> [What is required]
Count each line below that has "JSON" anywhere in it. Answer with the total alone.

> [Materials provided]
• • • • • • •
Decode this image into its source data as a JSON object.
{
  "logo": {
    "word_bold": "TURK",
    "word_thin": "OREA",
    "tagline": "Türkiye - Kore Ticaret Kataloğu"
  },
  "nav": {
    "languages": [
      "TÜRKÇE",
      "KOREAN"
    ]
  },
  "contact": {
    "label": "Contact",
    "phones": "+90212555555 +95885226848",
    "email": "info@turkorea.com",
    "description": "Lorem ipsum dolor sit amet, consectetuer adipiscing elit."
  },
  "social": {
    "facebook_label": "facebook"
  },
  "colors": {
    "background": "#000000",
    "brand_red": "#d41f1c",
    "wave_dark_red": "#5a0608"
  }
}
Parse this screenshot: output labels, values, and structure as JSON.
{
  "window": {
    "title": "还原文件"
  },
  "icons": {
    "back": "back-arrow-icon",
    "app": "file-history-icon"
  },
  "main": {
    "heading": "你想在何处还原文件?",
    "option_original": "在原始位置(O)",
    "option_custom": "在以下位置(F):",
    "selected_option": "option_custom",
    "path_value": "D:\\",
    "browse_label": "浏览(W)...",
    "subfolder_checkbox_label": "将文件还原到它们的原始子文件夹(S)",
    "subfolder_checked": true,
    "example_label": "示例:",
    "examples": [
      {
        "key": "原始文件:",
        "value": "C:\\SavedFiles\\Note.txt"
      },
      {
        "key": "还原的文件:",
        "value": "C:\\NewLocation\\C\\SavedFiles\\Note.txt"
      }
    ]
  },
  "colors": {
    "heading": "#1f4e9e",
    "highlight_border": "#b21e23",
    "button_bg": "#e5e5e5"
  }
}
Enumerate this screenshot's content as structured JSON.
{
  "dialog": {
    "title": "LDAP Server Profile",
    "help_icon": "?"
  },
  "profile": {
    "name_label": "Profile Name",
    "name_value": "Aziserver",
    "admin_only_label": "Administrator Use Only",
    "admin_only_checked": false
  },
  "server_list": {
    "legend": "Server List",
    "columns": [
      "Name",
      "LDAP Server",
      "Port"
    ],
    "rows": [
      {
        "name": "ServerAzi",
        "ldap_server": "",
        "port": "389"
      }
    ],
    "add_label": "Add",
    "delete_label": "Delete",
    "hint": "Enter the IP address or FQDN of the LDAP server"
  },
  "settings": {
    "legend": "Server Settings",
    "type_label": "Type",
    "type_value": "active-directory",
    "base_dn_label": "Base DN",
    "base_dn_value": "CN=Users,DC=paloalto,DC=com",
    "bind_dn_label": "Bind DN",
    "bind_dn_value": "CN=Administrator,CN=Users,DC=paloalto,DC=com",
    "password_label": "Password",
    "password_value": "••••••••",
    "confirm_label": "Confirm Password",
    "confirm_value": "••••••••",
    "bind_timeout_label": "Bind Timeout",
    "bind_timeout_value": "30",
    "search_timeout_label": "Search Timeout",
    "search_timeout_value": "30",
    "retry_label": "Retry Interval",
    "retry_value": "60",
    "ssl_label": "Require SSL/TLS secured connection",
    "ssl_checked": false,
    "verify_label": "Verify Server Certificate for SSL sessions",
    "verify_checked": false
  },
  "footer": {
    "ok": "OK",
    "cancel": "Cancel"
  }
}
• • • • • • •
> [Written reply]
3